Zaur Balayev, pastor of Aliabad’s first Baptist church formed in 1993, told Compass that he knows at least five families from his congregation that have faced opposition from local officials in giving their children Christian names.

Another Baptist pastor, Hameed Shabanov, said that his son and daughter-in-law had named their first son Davud because authorities rejected the name Samson. The couple was eventually able to name their second son Samson while traveling abroad in Moldova.

But Shabanov acknowledged to Compass that efforts to restrict foreign names were often haphazard and irrational. He recounted how officials had refused to allow one family from his congregation to name their daughter Rebekah, but then approved the name Irina despite the fact that it was also non-Azeri.

‘No One Recognizes Baptists’

The three Baptist congregations in Aliabad, a town of 10,000, have reported other forms of ongoing harassment.

Pastor Shabanov told Compass that members of his congregation are constantly being called in to the police station to answer questions about their worship activities.

“They can’t actually keep us from worshipping, but they do everything they can to scare away people who are interested in attending our services,” Shabanov said. He told Compass that new converts to Christianity were often told to return to Islam or their relatives would lose their jobs.

Pastor Balayev said that local officials had tried to thwart socio-economic projects he has started. His attempt to build an Internet café, which would have created jobs and improved education in the poor town, was halted this year by a government complaint that he had not followed his original building plans.

“I believe it is because I am a Christian,” Balayev said as he showed Compass the half- finished building. Deprived of the income he had expected from the Internet club, Balayev remains unsure how he will support his wife and daughter while trying to pay back the loan he used to finance the project.

Both Balayev and Shabanov have attempted to register their congregations with the government several times over the past 13 years, most recently in 2004, but have been denied each time. The town’s third Baptist congregation refuses to register out of principle.

“Each time we apply they tell us that we have documents missing,” Shabanov commented. “But then they call ahead to the offices involved and tell them not to grant us the documents that we need to collect.”

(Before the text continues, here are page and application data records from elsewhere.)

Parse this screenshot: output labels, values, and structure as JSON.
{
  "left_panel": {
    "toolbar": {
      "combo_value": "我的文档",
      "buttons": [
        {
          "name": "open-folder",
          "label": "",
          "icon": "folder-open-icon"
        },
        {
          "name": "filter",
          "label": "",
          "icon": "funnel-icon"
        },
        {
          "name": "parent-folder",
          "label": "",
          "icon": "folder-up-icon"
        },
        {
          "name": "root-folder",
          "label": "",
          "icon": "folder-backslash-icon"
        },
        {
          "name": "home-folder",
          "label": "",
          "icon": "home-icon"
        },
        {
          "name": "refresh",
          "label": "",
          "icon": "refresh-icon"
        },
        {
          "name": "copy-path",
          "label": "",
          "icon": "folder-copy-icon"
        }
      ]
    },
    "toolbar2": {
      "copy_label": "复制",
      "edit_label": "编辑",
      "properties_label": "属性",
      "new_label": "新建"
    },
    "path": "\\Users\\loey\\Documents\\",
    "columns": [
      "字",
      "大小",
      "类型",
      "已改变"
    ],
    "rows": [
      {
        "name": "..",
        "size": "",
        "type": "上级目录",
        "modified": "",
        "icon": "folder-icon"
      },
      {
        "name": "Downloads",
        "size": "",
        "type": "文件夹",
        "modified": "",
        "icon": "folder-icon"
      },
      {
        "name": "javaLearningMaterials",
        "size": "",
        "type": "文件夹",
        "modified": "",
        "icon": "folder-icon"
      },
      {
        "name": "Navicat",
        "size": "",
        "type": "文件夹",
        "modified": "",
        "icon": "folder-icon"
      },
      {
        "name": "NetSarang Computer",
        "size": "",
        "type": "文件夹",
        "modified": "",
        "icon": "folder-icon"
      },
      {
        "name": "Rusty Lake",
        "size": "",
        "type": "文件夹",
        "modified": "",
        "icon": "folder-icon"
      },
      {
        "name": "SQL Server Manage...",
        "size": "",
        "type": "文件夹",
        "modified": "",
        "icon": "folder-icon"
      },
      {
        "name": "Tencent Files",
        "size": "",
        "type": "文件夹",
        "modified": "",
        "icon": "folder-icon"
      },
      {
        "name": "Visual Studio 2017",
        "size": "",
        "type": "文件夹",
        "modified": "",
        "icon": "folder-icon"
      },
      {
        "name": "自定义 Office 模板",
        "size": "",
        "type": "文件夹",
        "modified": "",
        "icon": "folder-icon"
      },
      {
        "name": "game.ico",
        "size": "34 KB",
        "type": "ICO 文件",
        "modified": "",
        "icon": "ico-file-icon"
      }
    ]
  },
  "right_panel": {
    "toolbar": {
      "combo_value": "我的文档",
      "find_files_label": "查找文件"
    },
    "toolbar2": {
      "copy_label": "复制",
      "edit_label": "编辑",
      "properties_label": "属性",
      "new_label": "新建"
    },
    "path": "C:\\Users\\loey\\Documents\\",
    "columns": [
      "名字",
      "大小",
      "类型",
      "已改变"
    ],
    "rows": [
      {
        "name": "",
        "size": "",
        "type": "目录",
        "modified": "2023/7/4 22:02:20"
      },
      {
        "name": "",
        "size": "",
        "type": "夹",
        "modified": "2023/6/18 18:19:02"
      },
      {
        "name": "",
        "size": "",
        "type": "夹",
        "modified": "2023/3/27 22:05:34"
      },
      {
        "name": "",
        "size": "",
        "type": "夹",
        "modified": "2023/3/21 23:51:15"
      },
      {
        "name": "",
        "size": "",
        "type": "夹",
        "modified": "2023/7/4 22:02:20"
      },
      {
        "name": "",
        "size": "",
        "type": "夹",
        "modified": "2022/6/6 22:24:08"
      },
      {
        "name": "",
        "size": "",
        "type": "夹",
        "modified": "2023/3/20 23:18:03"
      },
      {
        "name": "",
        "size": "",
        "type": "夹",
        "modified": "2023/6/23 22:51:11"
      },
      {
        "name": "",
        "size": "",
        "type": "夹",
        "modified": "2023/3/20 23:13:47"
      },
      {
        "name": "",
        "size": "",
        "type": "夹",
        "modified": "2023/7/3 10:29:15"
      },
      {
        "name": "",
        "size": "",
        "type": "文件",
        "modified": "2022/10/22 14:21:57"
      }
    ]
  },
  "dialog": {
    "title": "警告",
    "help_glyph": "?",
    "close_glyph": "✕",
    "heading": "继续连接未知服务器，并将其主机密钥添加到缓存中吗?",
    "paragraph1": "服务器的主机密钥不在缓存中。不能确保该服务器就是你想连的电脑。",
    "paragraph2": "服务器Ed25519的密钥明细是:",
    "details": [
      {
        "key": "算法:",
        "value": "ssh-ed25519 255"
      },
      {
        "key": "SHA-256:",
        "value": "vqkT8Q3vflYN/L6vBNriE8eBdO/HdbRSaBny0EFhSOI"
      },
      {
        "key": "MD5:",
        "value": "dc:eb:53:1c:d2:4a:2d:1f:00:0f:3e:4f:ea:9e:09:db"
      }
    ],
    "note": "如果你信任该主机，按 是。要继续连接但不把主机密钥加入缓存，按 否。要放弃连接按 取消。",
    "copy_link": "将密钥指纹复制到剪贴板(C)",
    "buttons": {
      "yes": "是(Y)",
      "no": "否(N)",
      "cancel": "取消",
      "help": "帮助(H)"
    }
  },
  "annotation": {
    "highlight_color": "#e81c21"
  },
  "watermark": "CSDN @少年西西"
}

“No one in the whole world recognizes the Baptists,” Kalashova of Zaqatala’s registration office commented to Compass. “They are Muslims who converted to Christianity and received help from foreigners. They don’t intermarry or have relations with [people outside their group].”

Azeri churches outside of the capital city of Baku have found it difficult to register with the government, a move that would in theory allow them to worship with minimal government interference.

Copyright 2006 Compass Direct News